The story is apocalyptic in nature, and so easily written about, that out of all the Dystopian/Post Apocalyptic novels I have read, this one was the most easily believable and almost relatable. The world succumbed to the Georgian Flu, whereby once the virus got you, you were man down and out within a day or two. I loved how the author describe the ending of the world, in fact one part which really plays with my mind is the aeroplane scene. This happens in the beginning so no spoilers to worry about. A group of airplanes and their passengers have been diverted from their original travel path and deposited at this airport whereby they end up living and forming a museum out of the left overs of the life that no longer exists and becomes a destination for travellers in the left over world. While they are in the arrivals department on one of the earlier days of the outbreak, a plan lands, but no one disembarks. And the plane stays there for the rest of time. I found that one scene so powerful in its simplicity.
And, I found it quite haunting as I was on a aeroplane twice this weekend, and both times this scene came back to haunt me.
When I finished the book, I felt bereft without the characters and it took me a few days to process the story. As I said, I loved it, but the ending was not what I was hoping/expecting. That is the problem with some books, they are excellent and then almost let themselves down by their endings. Though I guess that is really the readers problem and not the writer. Why didn’t I like it? I have been pondering how to get it into words, so here is my attempt:

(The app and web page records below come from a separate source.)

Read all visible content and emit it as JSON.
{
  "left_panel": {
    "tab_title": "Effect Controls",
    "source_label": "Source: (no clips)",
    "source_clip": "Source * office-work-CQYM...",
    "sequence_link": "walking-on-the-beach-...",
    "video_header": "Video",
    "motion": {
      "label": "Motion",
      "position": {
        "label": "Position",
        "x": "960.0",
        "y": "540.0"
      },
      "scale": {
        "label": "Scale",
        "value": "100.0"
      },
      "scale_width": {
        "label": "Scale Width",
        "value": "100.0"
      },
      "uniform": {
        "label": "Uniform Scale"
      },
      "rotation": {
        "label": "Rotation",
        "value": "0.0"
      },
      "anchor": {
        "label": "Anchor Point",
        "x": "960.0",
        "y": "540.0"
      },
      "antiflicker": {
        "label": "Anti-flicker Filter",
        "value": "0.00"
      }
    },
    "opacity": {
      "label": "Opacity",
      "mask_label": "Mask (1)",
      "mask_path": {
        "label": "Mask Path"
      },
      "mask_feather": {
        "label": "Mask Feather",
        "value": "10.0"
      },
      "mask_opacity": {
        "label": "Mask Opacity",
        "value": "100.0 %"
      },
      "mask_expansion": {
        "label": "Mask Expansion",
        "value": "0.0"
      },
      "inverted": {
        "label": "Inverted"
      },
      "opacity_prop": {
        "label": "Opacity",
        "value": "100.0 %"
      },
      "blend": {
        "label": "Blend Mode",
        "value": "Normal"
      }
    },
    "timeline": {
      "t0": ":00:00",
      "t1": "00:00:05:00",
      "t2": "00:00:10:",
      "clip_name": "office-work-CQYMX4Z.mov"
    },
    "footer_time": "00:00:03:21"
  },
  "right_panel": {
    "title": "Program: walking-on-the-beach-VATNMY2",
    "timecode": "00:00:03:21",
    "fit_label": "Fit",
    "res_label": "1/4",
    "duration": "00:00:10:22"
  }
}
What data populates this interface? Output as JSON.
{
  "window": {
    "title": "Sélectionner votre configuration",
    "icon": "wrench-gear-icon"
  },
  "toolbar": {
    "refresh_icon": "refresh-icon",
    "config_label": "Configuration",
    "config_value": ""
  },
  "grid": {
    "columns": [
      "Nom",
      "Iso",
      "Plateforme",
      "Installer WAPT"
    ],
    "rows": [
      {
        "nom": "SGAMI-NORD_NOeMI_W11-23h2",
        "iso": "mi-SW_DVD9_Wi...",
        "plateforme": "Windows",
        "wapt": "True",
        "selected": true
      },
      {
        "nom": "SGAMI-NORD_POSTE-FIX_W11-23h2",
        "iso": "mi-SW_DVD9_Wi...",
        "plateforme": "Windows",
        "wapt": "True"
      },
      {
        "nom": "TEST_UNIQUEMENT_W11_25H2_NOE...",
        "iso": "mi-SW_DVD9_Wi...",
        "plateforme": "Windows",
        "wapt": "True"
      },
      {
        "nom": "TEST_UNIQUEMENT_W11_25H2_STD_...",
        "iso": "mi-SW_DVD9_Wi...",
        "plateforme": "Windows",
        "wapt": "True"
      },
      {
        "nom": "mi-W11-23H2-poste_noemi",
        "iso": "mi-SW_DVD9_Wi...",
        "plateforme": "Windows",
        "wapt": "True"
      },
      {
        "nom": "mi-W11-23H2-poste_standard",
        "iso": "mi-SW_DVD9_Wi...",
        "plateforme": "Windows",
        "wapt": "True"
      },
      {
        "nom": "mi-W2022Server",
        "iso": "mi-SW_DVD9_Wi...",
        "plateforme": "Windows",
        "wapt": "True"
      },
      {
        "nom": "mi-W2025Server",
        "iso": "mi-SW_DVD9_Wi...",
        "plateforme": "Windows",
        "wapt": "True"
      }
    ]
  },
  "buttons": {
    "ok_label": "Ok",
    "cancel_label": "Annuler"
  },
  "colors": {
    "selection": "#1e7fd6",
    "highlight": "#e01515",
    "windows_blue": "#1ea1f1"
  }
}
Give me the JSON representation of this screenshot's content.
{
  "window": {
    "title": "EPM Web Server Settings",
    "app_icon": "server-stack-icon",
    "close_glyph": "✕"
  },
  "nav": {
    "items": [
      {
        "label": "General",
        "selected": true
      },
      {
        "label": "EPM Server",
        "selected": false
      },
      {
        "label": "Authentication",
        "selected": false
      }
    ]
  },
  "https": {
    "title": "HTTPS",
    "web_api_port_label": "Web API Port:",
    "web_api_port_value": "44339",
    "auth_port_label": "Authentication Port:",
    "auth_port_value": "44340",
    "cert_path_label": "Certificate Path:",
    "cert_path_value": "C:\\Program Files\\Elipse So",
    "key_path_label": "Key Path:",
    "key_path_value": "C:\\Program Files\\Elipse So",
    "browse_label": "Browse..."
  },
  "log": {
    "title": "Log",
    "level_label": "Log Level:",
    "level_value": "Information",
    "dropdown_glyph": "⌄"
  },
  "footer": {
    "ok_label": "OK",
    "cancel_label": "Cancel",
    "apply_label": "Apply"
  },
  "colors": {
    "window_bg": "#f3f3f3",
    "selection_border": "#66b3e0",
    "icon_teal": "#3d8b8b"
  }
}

The ending was lovely in that it brought all the pieces of the puzzle together and how each character related within the weave of the novel. But I found it almost too tame. Which in hindsight of having been disappointed, life is quite tame in its labyrinth of who’s connected where. Its the rule of 3, that at least one person will know one person will know one person within your circle of people. I guess, because the story unfolded so gently I almost expected the explosion of the truth of the novel to be hurtled at me, and not gently put there. I wonder if anyone felt the same way? I would love to know.
If you haven’t read it yet, do give it a go, and then come back here and let me know what you thought. I would have to say that is one of those books that lingers with you long after you have finished reading it.